“An ounce of understanding is worth a pound of knowledge. Understanding is contained in explanations, answers to why questions. To know how a car works is knowledge; to know why it was designed to work the way it does is understanding. Knowledge of how a thing works requires knowing its structure, how its parts interact. Understanding the nature of a thing means knowing its functions in the larger systems it is part of. For example, a car’s function could be: to enable people to go from one place to another on land under their control and in privacy. It is part of a transportation system. The function of the accelerator is to serve the function of the car, hence the purpose of the driver. Knowledge lets us make things work; understanding lets us make things work the way we want them to. The function of a corporation is to create and distribute wealth in the society it operates in and to promote the development of its stakeholders and that society. Productive employment is the only way known to man of simultaneously producing and distributing wealth. All other ways of distributing wealth consume it.

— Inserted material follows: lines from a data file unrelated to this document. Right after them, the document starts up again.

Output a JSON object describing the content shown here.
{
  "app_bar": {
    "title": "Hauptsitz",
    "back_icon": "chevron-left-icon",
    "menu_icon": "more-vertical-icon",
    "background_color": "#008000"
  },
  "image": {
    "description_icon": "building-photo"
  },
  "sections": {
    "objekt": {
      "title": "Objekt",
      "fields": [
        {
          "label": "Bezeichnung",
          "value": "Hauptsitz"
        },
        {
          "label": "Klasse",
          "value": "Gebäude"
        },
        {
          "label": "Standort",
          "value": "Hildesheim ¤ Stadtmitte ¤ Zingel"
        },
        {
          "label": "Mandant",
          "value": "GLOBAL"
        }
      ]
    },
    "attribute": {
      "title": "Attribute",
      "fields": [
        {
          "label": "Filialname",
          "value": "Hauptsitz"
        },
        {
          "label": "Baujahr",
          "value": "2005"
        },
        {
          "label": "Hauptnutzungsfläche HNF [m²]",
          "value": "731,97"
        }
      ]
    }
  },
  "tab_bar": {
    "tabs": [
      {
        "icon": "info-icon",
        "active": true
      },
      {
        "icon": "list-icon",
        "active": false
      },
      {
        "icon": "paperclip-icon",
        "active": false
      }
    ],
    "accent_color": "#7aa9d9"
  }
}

“An ounce of wisdom is worth a pound of knowledge. This makes an ounce of wisdom worth 65,536 ounces of data, using the previous three f-Laws. Wisdom is contained in value statements, e.g. aphorisms and proverbs. It lets us perceive and evaluate the long-term as well as short-term consequences of what we do. It induces us to want to pursue things of lasting value. It enables us to make short-run sacrifices for long-run gains. It prevents our sacrificing the future for the present. Knowledge enables us to make things work; understanding enables us to make things work the way we want; wisdom enables us to want the ‘right’ things, things that increase our ability to obtain what we and others need and want. Information, knowledge and understanding enable us to do things right, to be efficient, but wisdom enables us to do the right things, to be effective. Science pursues data, information, knowledge and understanding: what is truth; but the humanities pursue wisdom: what is right.”